MANHASSET, NY -- The inextricable interdependence of technology processing and circuit design is behind the decision to overlap their technical programs at the 2012 Symposia on VLSI Technology and Circuits to be held in Honolulu in June.
About 1,000 of the world’s leading experts in the field of microelectronics are expected to gather there to hear the latest research results from some 200 presenters.
“This year’s VLSI technology program will highlight breakthroughs in the evolution of CMOS scaling technology and new 3-D memory structures as the semiconductor industry begins to move devices to the 22 nm node for volume production,” said Ming-Ren Lin of Globalfoundries, general chair of the symposium on VLSI technology. “Our joint sessions with the technology symposium will provide a unique opportunity for discussion between both groups of participants,” said Ajith Amerasekera of Texas Instruments, general chair of the symposium on VLSI circuits, in a statement.

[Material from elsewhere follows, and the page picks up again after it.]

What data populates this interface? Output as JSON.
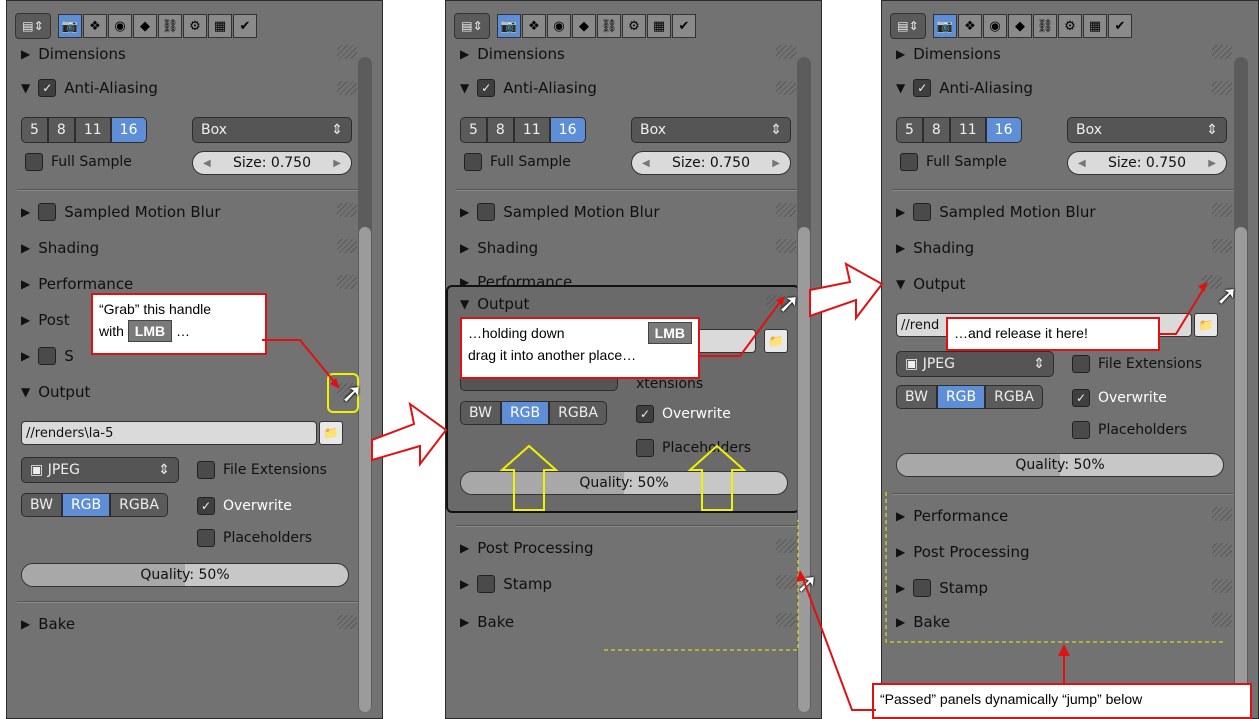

One interesting session may turn out to be controversial. The session titled “Is VLSI Innovation Dead?” will have seven experts from IBM, Intel, AMD, NTT, and MIT, Shizuoka and Stanford Universities discuss why companies in fields such as web software or server/OEMs are in the headlines, while semiconductor companies are noticeably absent. The question for discussion will be: is VLSI semiconductor innovation fine, dead, dying, or does it just need a kick-start?
At another session “Will the Future Have More Analog or Digital Processing?” panelists from Analog Devices, Broadcom, Renesas Electronics, Xilinx, UC-Berkely and University of Tokyo will discuss whether the overall trend to digital circuit implementations is irreversible, or if the push toward digital circuits replacing analog counterparts is already finished. This discussion is predicated on digital circuits at new technology nodes not exhibiting the same energy scaling as in the past, while analog-to-digital converter energy efficiency, for example, has improved more than 500-fold in the last decade.
Two invited plenary talks are also in the works: one by Mike Mayberry of Intel on his view through the “fog” of CMOS technology scaling, and one by Ichiro Yamada of the University of Tokyo on how MEMS can be leveraged to diseases.
In a luncheon talk prof. James Cutler of the University of Michigan will discuss recent trends in the space community, which are opening up access to space and sparking a wide variety of innovation globally. His talk, “Nano-Satellites, CubeSats, and the Next Space Generation,” will recount successes and failures.
More on the symposium to be held June 12 to June 15 is here.